From the Ugly Duckling to the Emperor’s New Clothes, the author created some unforgettable fairytales, as well as plays and novels, that captured the imaginations of children around the world.
Unfortunately, the statue itself suffers from being far less accessible – at just 1.25m tall, the tiny statue is located in the Langelinie promenade, looking out across the water towards the harbour’s industrial area.
If you do decide to make the trek, the Opera House with it’s huge cantilevered roof and the star-shaped Kastellat fortress are nearby and worth a visit, but if you’re short of time the bustling areas of Nyhavn – with its iconic colourful buildings, talented street musicians and great restaurants – or Christianshavn, where tourists can visit the uniquely Bohemian ‘freetown’ community/commune of Christiania.
In the early evening, visit the amusements of Tivoli Gardens to experience the city’s modern fairytale atmosphere.
Rome – The Spanish Steps
Italy’s capital city is like no place on earth, and first-time tourist can lose days exploring the mix of historical eras thrown together in its bustling side streets. But with between 7-10million tourists visiting every year, getting the most of Rome is really all about timing, and it can pay to plan your day in Italy around the busiest times and avoid losing hours of time to queues during peak hours.
Made famous by Audrey Hepburn’s Roman Holiday, many tourists insist on making time to climb the 174 steps that lead to the Piazza di Spagna, but the crowded Spanish Steps today are predominantly used as a meeting place.
Instead, spend your time more wisely by visiting The Trevi Fountain – first light is best to avoid the crowds and throw a coin into the fountain for good luck.
Walk to the Pantheon, and step inside to experience the incredible architecture of the building’s open dome.
Spend an afternoon exploring the Roman Forum and Colosseum and, of course, the Vatican City and the Sistine Chapel are both well worth an early morning tour to complete your dip into the city’s history, despite the crowds that will inevitably gather in both.
Prague – Astronomical Clock
This may seem like a controversial entry to our list, and in fact it’s not the clock itself that we find overrated. Built in 1410, this medieval clock is the third oldest astronomical clock in the world, and the oldest one still operating.
Built into the wall of the Old Town Hall in the Old Town Square, the clock shows the sun and moon and depicts several Catholic saints. According to local legend, the safety of the city of Prague depends on the clock remaining in good working order.
So why has this piece of city history made our list? The performance.
Every hour, the clock shows ‘The Walk of the Apostles’, displaying figures and moving sculptures nodding their heads at a skeleton Death strikes the time.
Crowds of tourists gather in the square to watch this display but, ultimately, it really is just a series of small statues shaking their heads.
Instead, visit between shows to see the clock up close, and spend the rest of your time exploring the Old Town’s gothic spires.
Prague is at the heart of the Gothic movement of the 1300s, known for its ornate towering spires.
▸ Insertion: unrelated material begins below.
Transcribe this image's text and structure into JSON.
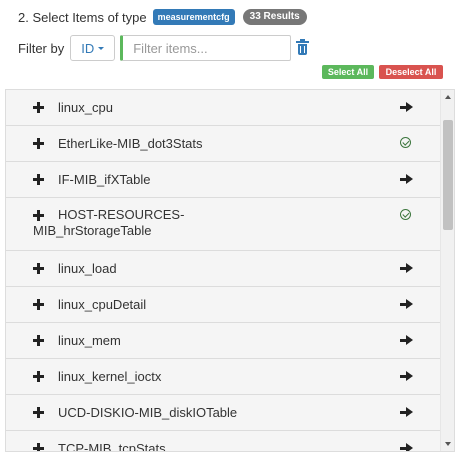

Compare the Old New Synagogue to the Stone Bell House, thought to have been built for the Bohemian royal family, before exploring the sprawling Prague Castle. Inside, you’ll find architectural gems such as the innovative Vladislav Hall and the extravagant St Vitus Cathedral, which was completed in only 1929.